◆ **WORK INSTRUCTIONS**: Your copy should match the records below exactly, except for the pictures.

Interface dataset entries:
☆ ☆ ☆ ☆ ☆

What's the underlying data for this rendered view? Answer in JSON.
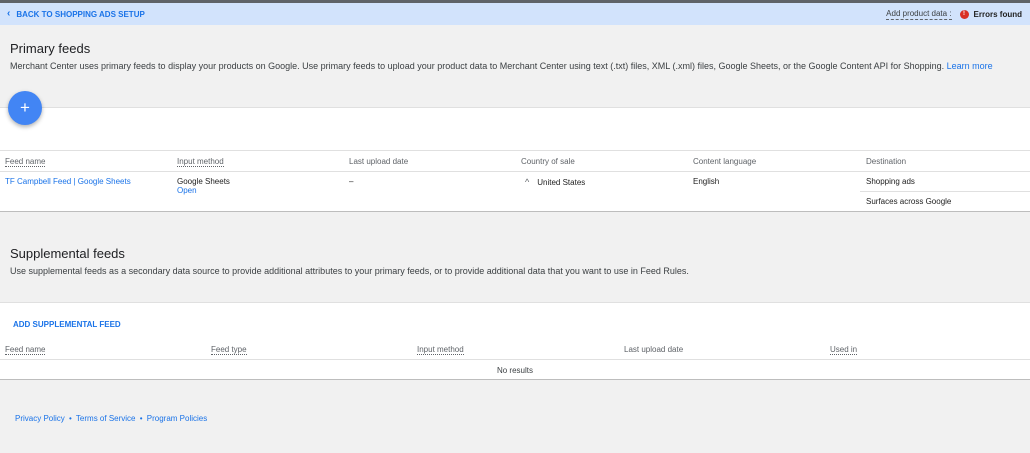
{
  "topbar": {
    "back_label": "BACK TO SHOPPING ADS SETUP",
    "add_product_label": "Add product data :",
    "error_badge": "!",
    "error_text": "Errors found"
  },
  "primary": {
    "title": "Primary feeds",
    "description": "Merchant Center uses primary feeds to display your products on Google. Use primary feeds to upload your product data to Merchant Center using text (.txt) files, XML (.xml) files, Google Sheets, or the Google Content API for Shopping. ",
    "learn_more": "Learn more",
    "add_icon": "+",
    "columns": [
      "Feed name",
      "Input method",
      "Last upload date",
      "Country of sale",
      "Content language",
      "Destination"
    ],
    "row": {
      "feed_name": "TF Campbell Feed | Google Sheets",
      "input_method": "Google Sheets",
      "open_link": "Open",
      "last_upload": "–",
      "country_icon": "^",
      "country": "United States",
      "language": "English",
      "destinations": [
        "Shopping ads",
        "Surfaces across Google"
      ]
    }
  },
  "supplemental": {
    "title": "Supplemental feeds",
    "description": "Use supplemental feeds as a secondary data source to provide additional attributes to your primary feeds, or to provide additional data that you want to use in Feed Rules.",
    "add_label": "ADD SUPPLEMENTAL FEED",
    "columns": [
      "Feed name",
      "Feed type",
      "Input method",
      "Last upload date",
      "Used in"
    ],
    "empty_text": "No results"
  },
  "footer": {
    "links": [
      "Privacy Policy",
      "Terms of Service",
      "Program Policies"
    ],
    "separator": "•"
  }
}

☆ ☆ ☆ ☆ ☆

◆ **SOLVED EXERCISE**:
What's the underlying data for this rendered view? Answer in JSON.
{
  "topbar": {
    "back_label": "BACK TO SHOPPING ADS SETUP",
    "add_product_label": "Add product data :",
    "error_badge": "!",
    "error_text": "Errors found"
  },
  "primary": {
    "title": "Primary feeds",
    "description": "Merchant Center uses primary feeds to display your products on Google. Use primary feeds to upload your product data to Merchant Center using text (.txt) files, XML (.xml) files, Google Sheets, or the Google Content API for Shopping. ",
    "learn_more": "Learn more",
    "add_icon": "+",
    "columns": [
      "Feed name",
      "Input method",
      "Last upload date",
      "Country of sale",
      "Content language",
      "Destination"
    ],
    "row": {
      "feed_name": "TF Campbell Feed | Google Sheets",
      "input_method": "Google Sheets",
      "open_link": "Open",
      "last_upload": "–",
      "country_icon": "^",
      "country": "United States",
      "language": "English",
      "destinations": [
        "Shopping ads",
        "Surfaces across Google"
      ]
    }
  },
  "supplemental": {
    "title": "Supplemental feeds",
    "description": "Use supplemental feeds as a secondary data source to provide additional attributes to your primary feeds, or to provide additional data that you want to use in Feed Rules.",
    "add_label": "ADD SUPPLEMENTAL FEED",
    "columns": [
      "Feed name",
      "Feed type",
      "Input method",
      "Last upload date",
      "Used in"
    ],
    "empty_text": "No results"
  },
  "footer": {
    "links": [
      "Privacy Policy",
      "Terms of Service",
      "Program Policies"
    ],
    "separator": "•"
  }
}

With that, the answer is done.